## Description of the task
Return all of the data exactly as written, without the pictures.

»»

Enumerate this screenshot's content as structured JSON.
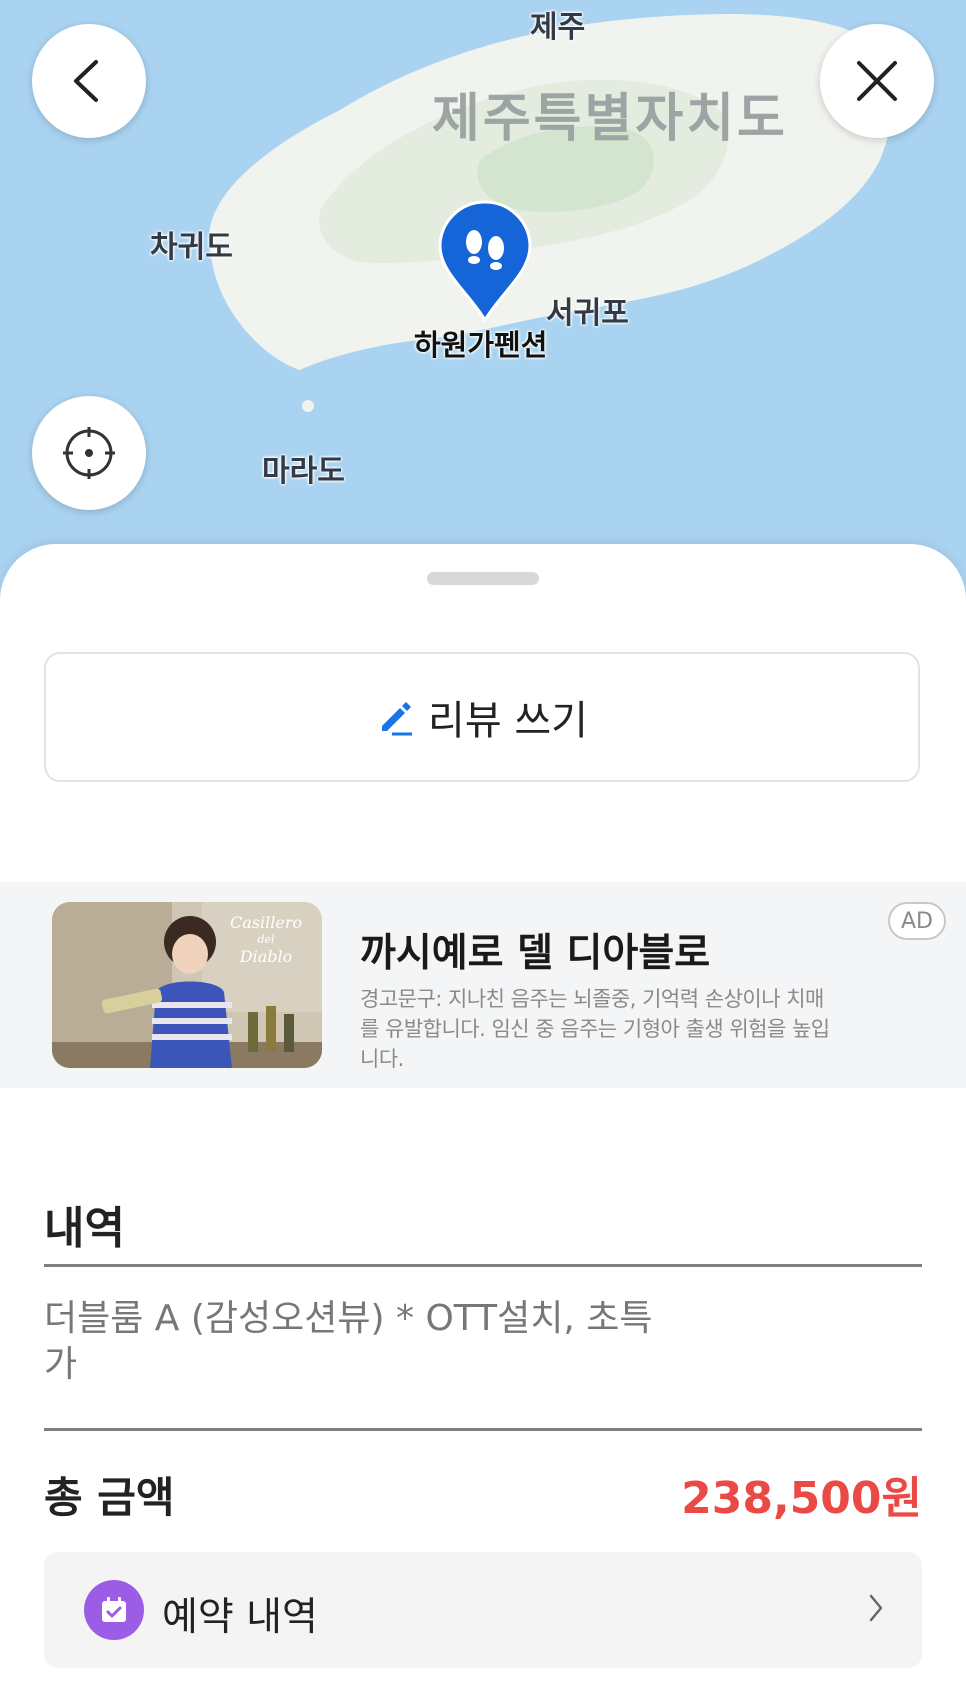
{
  "map": {
    "labels": {
      "jeju_city": "제주",
      "province": "제주특별자치도",
      "chagwido": "차귀도",
      "seogwipo": "서귀포",
      "marado": "마라도",
      "pin_place": "하원가펜션"
    },
    "buttons": {
      "back_icon": "chevron-left-icon",
      "close_icon": "close-icon",
      "locate_icon": "crosshair-icon"
    },
    "pin_icon": "footprints-icon",
    "colors": {
      "sea": "#a9d3f1",
      "land": "#f2f4f1",
      "pin": "#1565d8"
    }
  },
  "sheet": {
    "review_button_label": "리뷰 쓰기",
    "ad": {
      "badge": "AD",
      "title": "까시예로 델 디아블로",
      "desc": "경고문구: 지나친 음주는 뇌졸중, 기억력 손상이나 치매를 유발합니다. 임신 중 음주는 기형아 출생 위험을 높입니다.",
      "image_brand_line1": "Casillero",
      "image_brand_line2": "del",
      "image_brand_line3": "Diablo"
    },
    "details_title": "내역",
    "item_name": "더블룸 A (감성오션뷰) * OTT설치, 초특가",
    "total_label": "총 금액",
    "total_amount": "238,500원",
    "booking_label": "예약 내역",
    "colors": {
      "accent_red": "#e94a45",
      "booking_icon_bg": "#9c5ce6",
      "pencil": "#1a73e8"
    }
  }
}
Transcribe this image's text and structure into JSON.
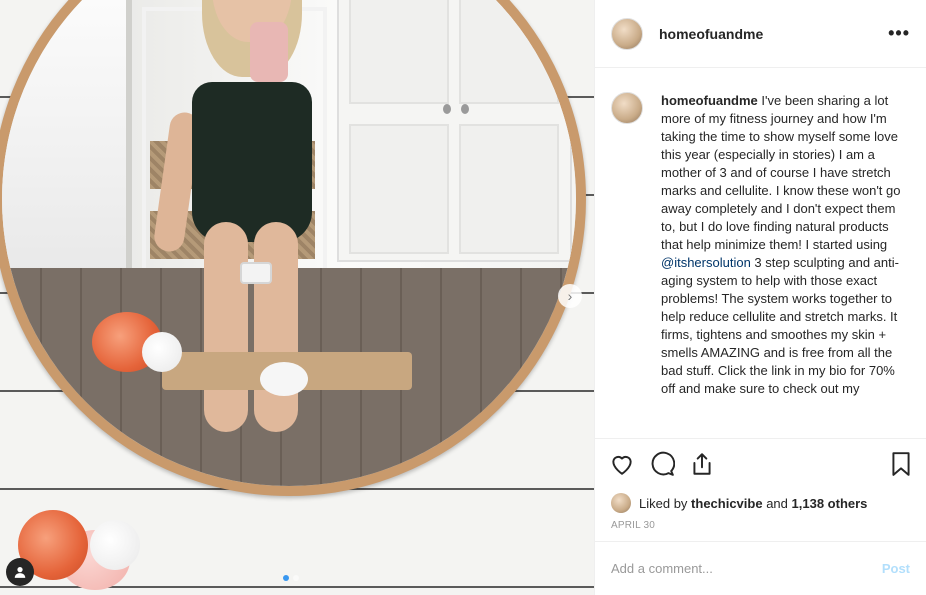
{
  "post": {
    "username": "homeofuandme",
    "caption_user": "homeofuandme",
    "caption_before": " I've been sharing a lot more of my fitness journey and how I'm taking the time to show myself some love this year (especially in stories) I am a mother of 3 and of course I have stretch marks and cellulite. I know these won't go away completely and I don't expect them to, but I do love finding natural products that help minimize them! I started using ",
    "caption_mention": "@itshersolution",
    "caption_after": " 3 step sculpting and anti-aging system to help with those exact problems! The system works together to help reduce cellulite and stretch marks. It firms, tightens and smoothes my skin + smells AMAZING and is free from all the bad stuff. Click the link in my bio for 70% off and make sure to check out my",
    "likes_prefix": "Liked by ",
    "likes_user": "thechicvibe",
    "likes_mid": " and ",
    "likes_count": "1,138 others",
    "date": "APRIL 30",
    "comment_placeholder": "Add a comment...",
    "post_label": "Post"
  },
  "icons": {
    "more": "more-options-icon",
    "like": "heart-icon",
    "comment": "comment-icon",
    "share": "share-icon",
    "save": "bookmark-icon",
    "next": "chevron-right-icon",
    "user_tag": "user-tag-icon"
  },
  "carousel": {
    "total": 2,
    "active": 0
  },
  "colors": {
    "link": "#003569",
    "post_disabled": "#b2dffc",
    "carousel_active": "#3897f0"
  }
}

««

## Task output
Enumerate this screenshot's content as structured JSON.
{
  "map": {
    "labels": {
      "jeju_city": "제주",
      "province": "제주특별자치도",
      "chagwido": "차귀도",
      "seogwipo": "서귀포",
      "marado": "마라도",
      "pin_place": "하원가펜션"
    },
    "buttons": {
      "back_icon": "chevron-left-icon",
      "close_icon": "close-icon",
      "locate_icon": "crosshair-icon"
    },
    "pin_icon": "footprints-icon",
    "colors": {
      "sea": "#a9d3f1",
      "land": "#f2f4f1",
      "pin": "#1565d8"
    }
  },
  "sheet": {
    "review_button_label": "리뷰 쓰기",
    "ad": {
      "badge": "AD",
      "title": "까시예로 델 디아블로",
      "desc": "경고문구: 지나친 음주는 뇌졸중, 기억력 손상이나 치매를 유발합니다. 임신 중 음주는 기형아 출생 위험을 높입니다.",
      "image_brand_line1": "Casillero",
      "image_brand_line2": "del",
      "image_brand_line3": "Diablo"
    },
    "details_title": "내역",
    "item_name": "더블룸 A (감성오션뷰) * OTT설치, 초특가",
    "total_label": "총 금액",
    "total_amount": "238,500원",
    "booking_label": "예약 내역",
    "colors": {
      "accent_red": "#e94a45",
      "booking_icon_bg": "#9c5ce6",
      "pencil": "#1a73e8"
    }
  }
}
Transcribe this image's text and structure into JSON.
{
  "post": {
    "username": "homeofuandme",
    "caption_user": "homeofuandme",
    "caption_before": " I've been sharing a lot more of my fitness journey and how I'm taking the time to show myself some love this year (especially in stories) I am a mother of 3 and of course I have stretch marks and cellulite. I know these won't go away completely and I don't expect them to, but I do love finding natural products that help minimize them! I started using ",
    "caption_mention": "@itshersolution",
    "caption_after": " 3 step sculpting and anti-aging system to help with those exact problems! The system works together to help reduce cellulite and stretch marks. It firms, tightens and smoothes my skin + smells AMAZING and is free from all the bad stuff. Click the link in my bio for 70% off and make sure to check out my",
    "likes_prefix": "Liked by ",
    "likes_user": "thechicvibe",
    "likes_mid": " and ",
    "likes_count": "1,138 others",
    "date": "APRIL 30",
    "comment_placeholder": "Add a comment...",
    "post_label": "Post"
  },
  "icons": {
    "more": "more-options-icon",
    "like": "heart-icon",
    "comment": "comment-icon",
    "share": "share-icon",
    "save": "bookmark-icon",
    "next": "chevron-right-icon",
    "user_tag": "user-tag-icon"
  },
  "carousel": {
    "total": 2,
    "active": 0
  },
  "colors": {
    "link": "#003569",
    "post_disabled": "#b2dffc",
    "carousel_active": "#3897f0"
  }
}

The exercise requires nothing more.